▶ Task statement:
Among the records that follow, find each line holding the word "into" and copy it.

▶ Exercise input:
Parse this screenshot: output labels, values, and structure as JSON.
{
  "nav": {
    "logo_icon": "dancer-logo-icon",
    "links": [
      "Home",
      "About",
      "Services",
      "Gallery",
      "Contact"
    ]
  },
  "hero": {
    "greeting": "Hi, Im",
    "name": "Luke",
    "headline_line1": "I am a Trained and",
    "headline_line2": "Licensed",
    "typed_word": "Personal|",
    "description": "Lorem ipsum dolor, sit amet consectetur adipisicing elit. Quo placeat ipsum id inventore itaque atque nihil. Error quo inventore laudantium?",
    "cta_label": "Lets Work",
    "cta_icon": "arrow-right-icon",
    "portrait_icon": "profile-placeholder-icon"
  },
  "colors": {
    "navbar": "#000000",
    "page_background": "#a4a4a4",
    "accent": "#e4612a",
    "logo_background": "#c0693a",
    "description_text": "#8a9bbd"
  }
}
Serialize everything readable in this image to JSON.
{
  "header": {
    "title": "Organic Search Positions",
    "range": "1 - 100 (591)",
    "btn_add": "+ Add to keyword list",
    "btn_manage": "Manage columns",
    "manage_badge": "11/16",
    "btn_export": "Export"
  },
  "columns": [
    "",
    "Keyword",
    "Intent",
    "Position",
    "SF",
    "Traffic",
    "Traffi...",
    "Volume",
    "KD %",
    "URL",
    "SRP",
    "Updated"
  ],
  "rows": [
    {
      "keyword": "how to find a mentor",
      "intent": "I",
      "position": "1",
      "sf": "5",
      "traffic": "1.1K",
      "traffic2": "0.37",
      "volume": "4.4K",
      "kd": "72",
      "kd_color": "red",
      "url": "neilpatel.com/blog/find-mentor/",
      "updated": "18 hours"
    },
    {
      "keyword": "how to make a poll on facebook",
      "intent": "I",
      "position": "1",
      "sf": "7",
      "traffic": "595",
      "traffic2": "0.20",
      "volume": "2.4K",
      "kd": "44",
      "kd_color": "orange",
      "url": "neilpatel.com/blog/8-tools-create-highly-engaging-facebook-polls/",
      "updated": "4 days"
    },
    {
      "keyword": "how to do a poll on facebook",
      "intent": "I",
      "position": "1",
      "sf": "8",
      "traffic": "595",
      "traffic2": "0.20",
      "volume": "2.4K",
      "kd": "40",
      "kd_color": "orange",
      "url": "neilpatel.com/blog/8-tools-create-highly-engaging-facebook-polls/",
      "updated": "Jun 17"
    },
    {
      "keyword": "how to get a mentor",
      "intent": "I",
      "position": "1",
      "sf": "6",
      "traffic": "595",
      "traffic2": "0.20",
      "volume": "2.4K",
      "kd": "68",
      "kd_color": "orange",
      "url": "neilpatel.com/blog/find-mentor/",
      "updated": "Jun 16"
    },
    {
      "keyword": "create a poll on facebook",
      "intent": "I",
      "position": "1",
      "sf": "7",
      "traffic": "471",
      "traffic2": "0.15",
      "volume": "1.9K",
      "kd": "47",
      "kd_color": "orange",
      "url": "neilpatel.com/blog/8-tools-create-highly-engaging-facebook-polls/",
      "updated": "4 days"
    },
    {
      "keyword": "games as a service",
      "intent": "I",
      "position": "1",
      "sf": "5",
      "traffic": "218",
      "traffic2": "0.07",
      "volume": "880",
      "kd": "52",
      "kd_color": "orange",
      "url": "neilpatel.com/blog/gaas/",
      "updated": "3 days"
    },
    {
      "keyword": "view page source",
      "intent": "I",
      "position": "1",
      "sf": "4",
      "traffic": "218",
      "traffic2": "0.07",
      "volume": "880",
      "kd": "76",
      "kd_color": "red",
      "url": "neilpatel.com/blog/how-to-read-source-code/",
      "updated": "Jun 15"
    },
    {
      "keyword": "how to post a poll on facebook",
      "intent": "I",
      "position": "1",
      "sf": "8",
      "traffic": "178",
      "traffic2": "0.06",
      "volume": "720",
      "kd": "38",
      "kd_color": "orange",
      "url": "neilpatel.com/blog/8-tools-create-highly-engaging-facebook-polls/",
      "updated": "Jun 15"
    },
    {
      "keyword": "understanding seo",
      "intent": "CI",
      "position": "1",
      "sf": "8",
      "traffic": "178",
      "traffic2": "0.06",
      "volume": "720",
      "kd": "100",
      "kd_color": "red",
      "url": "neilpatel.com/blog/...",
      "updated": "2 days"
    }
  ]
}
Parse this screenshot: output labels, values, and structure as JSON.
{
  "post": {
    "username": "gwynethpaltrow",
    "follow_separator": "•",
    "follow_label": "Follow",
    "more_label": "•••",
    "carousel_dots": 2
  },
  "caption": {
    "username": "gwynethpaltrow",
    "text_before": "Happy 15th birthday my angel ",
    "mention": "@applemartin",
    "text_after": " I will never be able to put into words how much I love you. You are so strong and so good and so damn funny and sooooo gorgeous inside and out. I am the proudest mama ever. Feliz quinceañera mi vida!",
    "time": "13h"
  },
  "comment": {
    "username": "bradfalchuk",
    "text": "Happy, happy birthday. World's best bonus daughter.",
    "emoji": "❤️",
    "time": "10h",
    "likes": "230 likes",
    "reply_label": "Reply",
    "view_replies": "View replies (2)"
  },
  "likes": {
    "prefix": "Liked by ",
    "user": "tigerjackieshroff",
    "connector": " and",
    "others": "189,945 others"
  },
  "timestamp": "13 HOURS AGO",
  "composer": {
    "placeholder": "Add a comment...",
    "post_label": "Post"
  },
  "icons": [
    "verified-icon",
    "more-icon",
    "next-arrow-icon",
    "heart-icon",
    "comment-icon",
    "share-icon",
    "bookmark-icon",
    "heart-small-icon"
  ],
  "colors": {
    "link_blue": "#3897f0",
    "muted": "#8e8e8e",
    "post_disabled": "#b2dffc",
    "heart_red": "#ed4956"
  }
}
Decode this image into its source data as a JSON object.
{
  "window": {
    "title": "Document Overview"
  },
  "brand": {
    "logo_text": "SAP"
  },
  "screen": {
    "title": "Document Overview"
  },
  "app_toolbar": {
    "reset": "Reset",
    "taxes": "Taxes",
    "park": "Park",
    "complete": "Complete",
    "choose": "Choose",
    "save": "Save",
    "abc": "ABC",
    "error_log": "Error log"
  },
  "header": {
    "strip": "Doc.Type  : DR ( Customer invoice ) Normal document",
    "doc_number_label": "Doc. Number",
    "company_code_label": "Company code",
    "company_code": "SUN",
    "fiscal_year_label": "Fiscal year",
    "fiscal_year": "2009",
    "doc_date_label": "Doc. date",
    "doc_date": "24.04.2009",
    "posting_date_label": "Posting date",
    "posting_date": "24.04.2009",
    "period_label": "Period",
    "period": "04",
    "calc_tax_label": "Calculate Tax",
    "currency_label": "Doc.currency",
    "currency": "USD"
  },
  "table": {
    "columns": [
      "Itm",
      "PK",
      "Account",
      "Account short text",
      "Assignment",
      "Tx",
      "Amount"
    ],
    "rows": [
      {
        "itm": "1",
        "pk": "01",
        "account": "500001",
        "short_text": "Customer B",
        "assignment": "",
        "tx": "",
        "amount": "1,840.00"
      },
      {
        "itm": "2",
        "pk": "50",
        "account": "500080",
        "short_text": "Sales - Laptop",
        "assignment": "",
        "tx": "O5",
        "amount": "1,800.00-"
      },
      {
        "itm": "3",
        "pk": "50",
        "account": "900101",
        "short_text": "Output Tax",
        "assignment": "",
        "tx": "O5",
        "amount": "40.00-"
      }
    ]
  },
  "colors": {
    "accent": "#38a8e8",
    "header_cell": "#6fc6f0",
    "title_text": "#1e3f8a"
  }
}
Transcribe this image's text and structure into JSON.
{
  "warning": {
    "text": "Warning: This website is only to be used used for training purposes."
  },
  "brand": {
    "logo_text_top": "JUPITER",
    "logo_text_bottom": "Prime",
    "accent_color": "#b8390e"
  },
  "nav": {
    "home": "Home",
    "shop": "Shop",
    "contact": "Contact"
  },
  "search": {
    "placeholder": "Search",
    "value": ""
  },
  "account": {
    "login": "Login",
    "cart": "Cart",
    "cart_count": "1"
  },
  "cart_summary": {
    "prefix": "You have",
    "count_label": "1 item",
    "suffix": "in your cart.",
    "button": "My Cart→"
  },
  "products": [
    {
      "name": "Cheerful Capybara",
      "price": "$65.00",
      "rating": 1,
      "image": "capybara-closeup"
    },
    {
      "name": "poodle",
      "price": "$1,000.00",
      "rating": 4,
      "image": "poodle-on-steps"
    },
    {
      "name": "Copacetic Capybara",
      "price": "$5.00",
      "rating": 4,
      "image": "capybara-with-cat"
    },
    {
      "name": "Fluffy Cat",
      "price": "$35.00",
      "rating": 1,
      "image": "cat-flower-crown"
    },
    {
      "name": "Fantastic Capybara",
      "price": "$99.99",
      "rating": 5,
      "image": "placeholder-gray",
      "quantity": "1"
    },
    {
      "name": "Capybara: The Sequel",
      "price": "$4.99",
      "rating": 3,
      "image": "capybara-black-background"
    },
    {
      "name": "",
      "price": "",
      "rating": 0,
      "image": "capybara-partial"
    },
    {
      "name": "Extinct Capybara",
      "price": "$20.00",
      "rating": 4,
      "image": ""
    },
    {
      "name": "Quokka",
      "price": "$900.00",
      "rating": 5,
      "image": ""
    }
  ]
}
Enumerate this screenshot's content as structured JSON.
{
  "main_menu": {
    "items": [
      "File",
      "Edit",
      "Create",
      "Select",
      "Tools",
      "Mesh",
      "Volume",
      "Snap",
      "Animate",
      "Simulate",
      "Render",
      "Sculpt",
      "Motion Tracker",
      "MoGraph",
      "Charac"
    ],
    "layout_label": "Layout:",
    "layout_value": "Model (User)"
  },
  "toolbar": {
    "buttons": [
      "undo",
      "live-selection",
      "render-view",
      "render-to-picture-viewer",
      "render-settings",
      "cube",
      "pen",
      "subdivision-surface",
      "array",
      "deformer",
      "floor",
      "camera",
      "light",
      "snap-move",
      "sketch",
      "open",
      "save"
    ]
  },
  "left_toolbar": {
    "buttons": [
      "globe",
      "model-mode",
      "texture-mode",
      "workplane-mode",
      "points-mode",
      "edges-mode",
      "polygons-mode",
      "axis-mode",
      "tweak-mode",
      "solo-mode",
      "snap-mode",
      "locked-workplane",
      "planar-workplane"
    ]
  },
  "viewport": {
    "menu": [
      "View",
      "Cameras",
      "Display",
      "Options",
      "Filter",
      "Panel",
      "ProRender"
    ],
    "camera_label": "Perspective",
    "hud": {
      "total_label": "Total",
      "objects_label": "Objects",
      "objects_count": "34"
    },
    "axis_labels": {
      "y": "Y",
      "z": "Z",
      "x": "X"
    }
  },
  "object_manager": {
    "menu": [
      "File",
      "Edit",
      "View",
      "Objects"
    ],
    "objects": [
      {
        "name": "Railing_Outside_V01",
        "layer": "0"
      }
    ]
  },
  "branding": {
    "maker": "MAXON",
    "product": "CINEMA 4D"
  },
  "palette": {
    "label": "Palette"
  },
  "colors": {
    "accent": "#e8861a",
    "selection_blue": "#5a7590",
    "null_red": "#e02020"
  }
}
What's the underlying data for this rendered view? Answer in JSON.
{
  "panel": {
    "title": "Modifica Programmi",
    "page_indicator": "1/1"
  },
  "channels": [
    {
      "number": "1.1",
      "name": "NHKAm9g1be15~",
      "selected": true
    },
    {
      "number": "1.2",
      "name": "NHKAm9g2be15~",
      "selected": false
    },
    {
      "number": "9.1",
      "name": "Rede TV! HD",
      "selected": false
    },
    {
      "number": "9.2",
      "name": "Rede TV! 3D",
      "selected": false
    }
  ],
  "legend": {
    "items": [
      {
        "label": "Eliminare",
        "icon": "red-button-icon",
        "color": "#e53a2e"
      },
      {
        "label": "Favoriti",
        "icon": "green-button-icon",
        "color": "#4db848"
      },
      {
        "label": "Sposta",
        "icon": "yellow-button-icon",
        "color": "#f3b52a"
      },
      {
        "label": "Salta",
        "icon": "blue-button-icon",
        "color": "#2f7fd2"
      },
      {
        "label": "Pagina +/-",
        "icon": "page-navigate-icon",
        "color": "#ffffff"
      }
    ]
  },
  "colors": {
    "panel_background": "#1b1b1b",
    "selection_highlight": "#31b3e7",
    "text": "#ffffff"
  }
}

▶ Written answer:
    "text_after": " I will never be able to put into words how much I love you. You are so strong and so good and so damn funny and sooooo gorgeous inside and out. I am the proudest mama ever. Feliz quinceañera mi vida!",
Decode this image into its source data as a JSON object.
Transcribe this image's text and structure into JSON.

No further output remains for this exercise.